At its core is an Atmel micro chip. Even though the Atmel micro has been around a long time, the magic of the Arduino is that it takes the common Atmel micro and surrounds it with:
- an easy USB connection to the PC
- easy to connect to I/O PINs (around the outside)
- simple easy to use PC software to program the device in a simple script-like language
- and is open source hardware for anyone to improve upon
From there the miracle of the the Arduino is that it has taken off like crazy in the last eight years! A staggering ecosystem has been built up around them in terms of support, accessories, robotics, projects, etc. It’s a great place to start learning about electronics. Here are some resources to get you going.
Here is where you can get one real quick. At the time of writing this, the Arduino Uno R3 is the most current model and is least expensive on amazon.
- Amazon (~$25)
- DigiKey, Mouser, Jameco, Adafruit, SparkFun
- Or even your local Radio Shack store
- Starter Kits: If you’re just getting started, you make want to consider one of these starter kits from adafruit or sparkfun which includes an arudino and extra parts to play around with.
Due to the popularity of Arduino, conceding with the DIY (do-it-yourself) maker revolution going on right now, there are tons of accessories available.
- Shields: because the pin layout is consistent and easy to work with, and because Arduinos are so popular, you can easily get expansion modules that just plug in, like LEGO toys. Like adding WiFi, displays, Ethernet, motor control, sensors, etc. See this big list of shields or browse on adafruit and sparkfun.
- Breakout Boards: and there are tons of non-shield extensions you can get, like these from sparkfun and adafruit
- Specialized: even stuff like robot kits and hack kits
Pictured above is just the standard Arduino, there are many more layouts, some smaller, some super tiny, some with many more I/O pins. They are all Arudinos in that they follow the same general PIN layout and programming tools. However standard shields won’t plug directly in, so their considered a little more advanced. Here are some I’ve enjoyed playing with…
Want lots more pins? How about the Arduino Mega?
And see more at arduino.cc, sparkfun, and adafruit.

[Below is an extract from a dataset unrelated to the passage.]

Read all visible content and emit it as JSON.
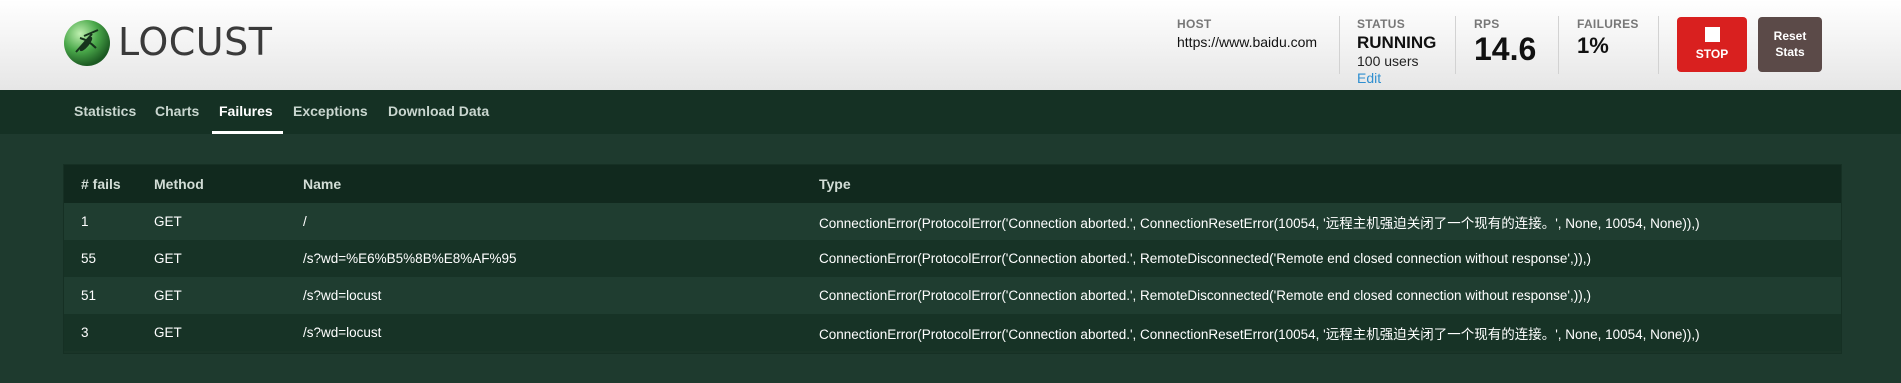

Other Microcontroller Platforms
The Arudino is like a gateway drug. Once you get hooked you may want to look at other similar development platforms. These each have their own supporting software and are not Arduino compatible, but are typically still easy to use. Here are some I’ve really enjoyed.
netduino, like the Arduino, but you can run Microsoft .NET and C# on them
The Teensy, a small powerful little board
Raspberry Pi, okay this is actually a full blown linux computer for $35! (get one) Seriously, you can plug the HDMI port into a monitor, keyboard and mouse into the USB ports, put the OS on an SD card, and you’ve got a functioning computer. The Model B has a 100 MBps ethernet port, 2 USB ports, general purpose I/O pins, audio out, composite video out, a 700 MHz ARM processor, 512 MB of RAM, and a GPU capable of rendering of 1080p video. These things are incredible. @shanselman has a great post “Many Raspberry Pi projects – How can you not love a tiny computer?” w more info. These are rarely in stock as they’re being sold far faster than they can be made right now, so go ahead and order one, it’s worth the wait.
- Check out some of the cool things people are doing with Arduinos at instructables
- There are tons of related videos in the form of how-tos, projects, documentaries, etc
- Interested in getting more in-depth? You can program the Atmel microcontroller directly, apart from the Arduino software system, here’s a nice getting started guide to Atmel programming.
- There are usually some Arduino related projects looking to get going on kickstarter and indiegogo
- I keep a list of Arduino related bookmarks as I come across good links that you may like
If you’ve played with an Arduino, got an idea for one, or just going to check it out to see what it’s about, please let me know in the comments. I’d love to hear!